Where did we get the seeds?
We purchased seeds from Bountiful Gardens, Baker Creek and various garden stores we've stopped in over the last few months. We even saved some pepper seeds from the farmer's market last year. We put together a long list of local and organic seed suppliers on our resources page if you are looking for more ideas.
Months ago, as the first step in any permaculture design process, we articulated our goals. We wrote down what we wanted to eat and why to make sure we didn't take on too much to manage. Sure we still bought some seeds that we probably won't plant this year, but referring to our goals constantly allowed us to ask, do we even eat artichoke? Let's not plant it right now. Based on our time and experience constraints, we aren't able to create a permaculture paradise with hundreds of varieties in one season, especially our first.
We mapped all of the seeds we bought out on an excel sheet (in total 54 packets!) to track what conditions they like, how long they take to germinate, and when we should plant them in our climate. There are so many apps and websites out there that tell you what to plant when, but we've found some conflicting information on average last frost dates and what we should be planting, so we've gone mostly with seed packet directions, our best guess, and a general sense of what other folks we know are doing. If we can't start to trust our instincts now, then we won't be able to learn from our mistakes. Out of all of the sites we've found though, we like best what Mother Earth News has put together.
Some need to be cold-stratified...
What does that even mean? We didn't know this process even existed before now, but the seed packets came with pretty clear instructions (Bountiful Gardens even provided a more detailed info packet to go with it!). We started cold-stratifying some shrubs and trees in the fridge several weeks ago, and they're about to come out tomorrow! We stored them in damp cotton balls and marked them with names and dates in plastic sandwich bags. We didn't soak overnight in water which some people recommend, so we'll see how well they do when we put them in some soil and get them warm. Some seeds need to be scarred in addition to cold stratifying, which was noted on the seed packets too.
Two weeks ago we started tomatoes (3 varieties), jalapenos, tomatillos, asparagus, strawberries, peppers (3 varieties), kale, scallions and eggplant (seeds we identified as priorities in our goals) in seedling starter kits we bought for about $5. We decided not to start them flats and then have to transplant them, and went right for small little containers that we soaked in a bath of water and a little dish soap filled with organic potting soil. We made labels by cutting up a sour cream container and writing permanent marker. Pencil works too since the lead won't degrade.
What do we use for grow-lights?
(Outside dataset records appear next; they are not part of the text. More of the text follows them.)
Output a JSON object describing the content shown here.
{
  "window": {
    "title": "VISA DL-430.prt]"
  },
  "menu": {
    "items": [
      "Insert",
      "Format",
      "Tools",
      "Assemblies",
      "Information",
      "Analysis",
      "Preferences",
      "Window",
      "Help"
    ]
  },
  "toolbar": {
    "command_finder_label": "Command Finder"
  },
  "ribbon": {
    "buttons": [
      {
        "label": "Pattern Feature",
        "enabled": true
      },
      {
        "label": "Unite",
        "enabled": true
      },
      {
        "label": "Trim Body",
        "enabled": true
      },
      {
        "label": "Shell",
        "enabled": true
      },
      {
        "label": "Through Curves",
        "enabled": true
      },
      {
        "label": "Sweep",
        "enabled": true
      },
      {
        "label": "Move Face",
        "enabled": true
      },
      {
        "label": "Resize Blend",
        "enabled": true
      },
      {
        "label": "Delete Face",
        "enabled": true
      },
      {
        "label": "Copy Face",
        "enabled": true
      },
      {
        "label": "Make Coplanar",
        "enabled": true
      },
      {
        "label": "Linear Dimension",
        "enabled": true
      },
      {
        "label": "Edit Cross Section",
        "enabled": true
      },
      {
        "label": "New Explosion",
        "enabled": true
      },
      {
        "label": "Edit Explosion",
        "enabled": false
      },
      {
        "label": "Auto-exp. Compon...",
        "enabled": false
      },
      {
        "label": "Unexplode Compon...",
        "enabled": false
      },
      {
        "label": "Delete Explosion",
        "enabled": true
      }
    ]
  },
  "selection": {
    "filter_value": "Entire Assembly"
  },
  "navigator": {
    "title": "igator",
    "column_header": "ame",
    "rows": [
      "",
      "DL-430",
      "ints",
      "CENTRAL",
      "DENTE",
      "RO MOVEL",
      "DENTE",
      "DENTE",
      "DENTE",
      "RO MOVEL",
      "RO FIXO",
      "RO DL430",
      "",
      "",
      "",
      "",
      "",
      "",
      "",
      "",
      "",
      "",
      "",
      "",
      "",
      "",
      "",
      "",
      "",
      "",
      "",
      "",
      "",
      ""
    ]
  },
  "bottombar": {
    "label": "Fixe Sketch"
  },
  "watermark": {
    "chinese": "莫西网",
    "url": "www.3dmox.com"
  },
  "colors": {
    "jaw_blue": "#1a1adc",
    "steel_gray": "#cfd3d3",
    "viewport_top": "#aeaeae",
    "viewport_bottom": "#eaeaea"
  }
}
We put the seedlings inside on a shelf underneath fluorescent lights approximately 3" away from the top of the soil. We bought shop light fixtures for $12 and installed one warm and one cool bulb in each fixture for about $9 for a pack of 2. The ideal is to have one 2700k - 3000k bulb (warm) in the red spectrum which promotes flowering and one in the 5000k to 6500k bulb (cool) in the blue spectrum which promote overall green plant growth (this information can be found on the package).
So far we are getting so excited watching life emerge that will soon become a food source for us, and I think that excitement transfers over to them. The kale has been the most exciting, since the seedlings look super strong and powerful popping out of the soil. We are almost surprised that they are growing so well considering how semi-stressed we were planting them, wondering if we were doing everything right.
We've done a full water once a week, and gently mist the top when they seem dry. We've had a pretty good germination rate and haven't added any fertilizer. We do test the water for pH before adding it since they like a slightly acidic pH of around 6.8 (just under neutral). We have highly alkaline tap water from the municipality where we live (upwards of 9), so we have been adding General Hydroponics pH down to adjust it. We've thought of lemon juice as a more 'organic' to bring the pH down, but we already have the stuff the aquaponics system, so went with onsite resources.
Transplanting into the design...